grub-install --no-floppy --root-directory=[DEVICEROOT] /dev/[USBSTICK]
Where DEVICEROOT is the root directory of the stick, and USBSTICK is the device path for your stick. Check that your directory paths are correct, or you can cause serious damage!
4. Set up GRUB menu
The DSL Wiki's guide to making menu.lst didn't work for me. I eventually copied my main hard drive's GRUB menu, and then edited it. To copy it, you'll have to use sudo or be root:
sudo cp /boot/grub/menu.lst / [MOUNTPOINT]/boot/grub/menu.lst
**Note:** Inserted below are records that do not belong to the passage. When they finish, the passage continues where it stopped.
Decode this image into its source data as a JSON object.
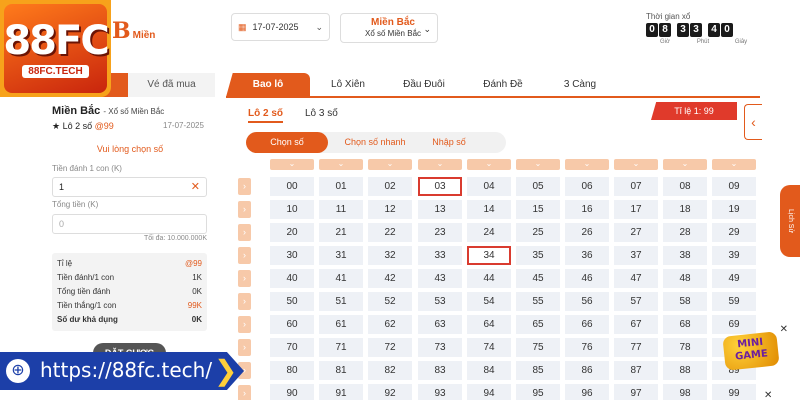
{
  "header": {
    "brand_letter": "B",
    "brand_text": "Miền",
    "date": "17-07-2025",
    "region": "Miền Bắc",
    "region_sub": "Xổ số Miền Bắc",
    "timer_label": "Thời gian xổ",
    "timer_digits": [
      "0",
      "8",
      "3",
      "3",
      "4",
      "0"
    ],
    "timer_units": [
      "Giờ",
      "Phút",
      "Giây"
    ]
  },
  "logo": {
    "big": "88FC",
    "small": "88FC.TECH"
  },
  "left_panel": {
    "tab_betting": "",
    "tab_bought": "Vé đã mua",
    "title": "Miền Bắc",
    "title_sub": "- Xổ số Miền Bắc",
    "bet_type": "★ Lô 2 số",
    "bet_odds": "@99",
    "date": "17-07-2025",
    "prompt": "Vui lòng chọn số",
    "stake_label": "Tiền đánh 1 con (K)",
    "stake_value": "1",
    "total_label": "Tổng tiền (K)",
    "total_placeholder": "0",
    "max_note": "Tối đa: 10.000.000K",
    "summary": [
      {
        "label": "Tỉ lệ",
        "value": "@99"
      },
      {
        "label": "Tiền đánh/1 con",
        "value": "1K"
      },
      {
        "label": "Tổng tiền đánh",
        "value": "0K"
      },
      {
        "label": "Tiền thắng/1 con",
        "value": "99K"
      },
      {
        "label": "Số dư khả dụng",
        "value": "0K"
      }
    ],
    "bet_button": "ĐẶT CƯỢC"
  },
  "main": {
    "tabs": [
      "Bao lô",
      "Lô Xiên",
      "Đầu Đuôi",
      "Đánh Đề",
      "3 Càng"
    ],
    "sub_tabs": [
      "Lô 2 số",
      "Lô 3 số"
    ],
    "ratio": "Tỉ lệ 1: 99",
    "mode_tabs": [
      "Chọn số",
      "Chọn số nhanh",
      "Nhập số"
    ],
    "rows": [
      [
        "00",
        "01",
        "02",
        "03",
        "04",
        "05",
        "06",
        "07",
        "08",
        "09"
      ],
      [
        "10",
        "11",
        "12",
        "13",
        "14",
        "15",
        "16",
        "17",
        "18",
        "19"
      ],
      [
        "20",
        "21",
        "22",
        "23",
        "24",
        "25",
        "26",
        "27",
        "28",
        "29"
      ],
      [
        "30",
        "31",
        "32",
        "33",
        "34",
        "35",
        "36",
        "37",
        "38",
        "39"
      ],
      [
        "40",
        "41",
        "42",
        "43",
        "44",
        "45",
        "46",
        "47",
        "48",
        "49"
      ],
      [
        "50",
        "51",
        "52",
        "53",
        "54",
        "55",
        "56",
        "57",
        "58",
        "59"
      ],
      [
        "60",
        "61",
        "62",
        "63",
        "64",
        "65",
        "66",
        "67",
        "68",
        "69"
      ],
      [
        "70",
        "71",
        "72",
        "73",
        "74",
        "75",
        "76",
        "77",
        "78",
        "79"
      ],
      [
        "80",
        "81",
        "82",
        "83",
        "84",
        "85",
        "86",
        "87",
        "88",
        "89"
      ],
      [
        "90",
        "91",
        "92",
        "93",
        "94",
        "95",
        "96",
        "97",
        "98",
        "99"
      ]
    ],
    "selected": [
      "03",
      "34"
    ]
  },
  "side": {
    "fab_label": "Lịch Sử",
    "mini_game": "MINI GAME"
  },
  "banner": {
    "url": "https://88fc.tech/"
  }
}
I know that file works, so that was a good place to start. Then I removed all of the Ubuntu startup stanzas (near the bottom of the file). My boot stanza ends up like the wiki says, though. Something like:
title Damn Small Linux
kernel /boot/isolinux/linux24 root=/dev/sdb ro toram
Catch: My original hard drive crashed. The new drive shows up as /dev/sda in Xubuntu 8.04 ... I don't know exactly why - it's the same interface as the old drive. But now my USB drive is sdb. On a stock system, I would expect to use
The Evo N410c BIOS supports both booting from USB, PCMCIA, and other sources. Enter BIOS settings manager by pressing F10 at reboot. Search through the menus and you'll find "multiboot". Enable that and it will find the USB stick on boot. (Thanks to Javier for commenting on how it doesn't explicitly mention USB.)
6. Other matters (quirks, to-do)
boot arguments: toram
If you add the boot argument
toram in menu.lst, then DSL will run completely from RAM. This also frees up the USB slot so that you don't have to leave the stick in. You can read up on other DSL boot arguments.
Once you boot up DSL, visit the Control Panel to set your backup device. I've set mine to my USB stick. It has to be mounted when you shut down, but it's worth it. This will save your configuration files and anything in the home directory.
madwifi - Atheros wireless card drivers
I use an Atheros PCMCIA 802.11g card, and those drivers are not totally FOSS. I expected to face difficulty, but it works out of the box. Visit the Control Panel and run iwconfig. Set the card to ath0, and then set the SID to your wireless network name. After 5-10 seconds, iwconfig will return success or failure.
If you use the Control Panel, it will generate an executable script called myiwconfig. It's stored at ~/. As long as your backup works, then you won't have to set iwconfig again.
Suspend and Hibernate work fine on this hardware until Ubuntu 8.04 and Windows XP Professional SP3. I could swear I've had Suspend working with an older version of DSL, but I must be wrong. DSL 4.4 is based on Linux kernel 2.4. That kernel doesn't support suspend. I'm guess I'm currently looking for a way to suspend/hibernate without the kernel support, but that's not a top priority right now.
User Permissions and USB partitions
I have no trouble creating two or more partitions on my USB stick. Afterwards, however, my Linux partitions (ext2, ext3) only allow root to read/write the drive.
I think this may be because I have to run fdisk and Parted as sudo, or it may be an Ubuntu-specific thing. I think a solution is to change the permissions of the drive after partitioning. I've tried this:
1. Mount the drive to
2. Change the permissions of the drive:
sudo chown [USERNAME] [MOUNTPOINT]
sudo chgrp users [MOUNTPOINT]
sudo chmod ug+rw [MOUNTPOINT]
... but it doesn't quite work [sigh]. The command
users lists the possible users. The command
groups lists the possible groups.
I'll keep digging.
When I prepared this project in Dec 2008, I went to the DSL wiki and edited/reorganized the USB installation guides. Great content - I hope it's a little more read-able now.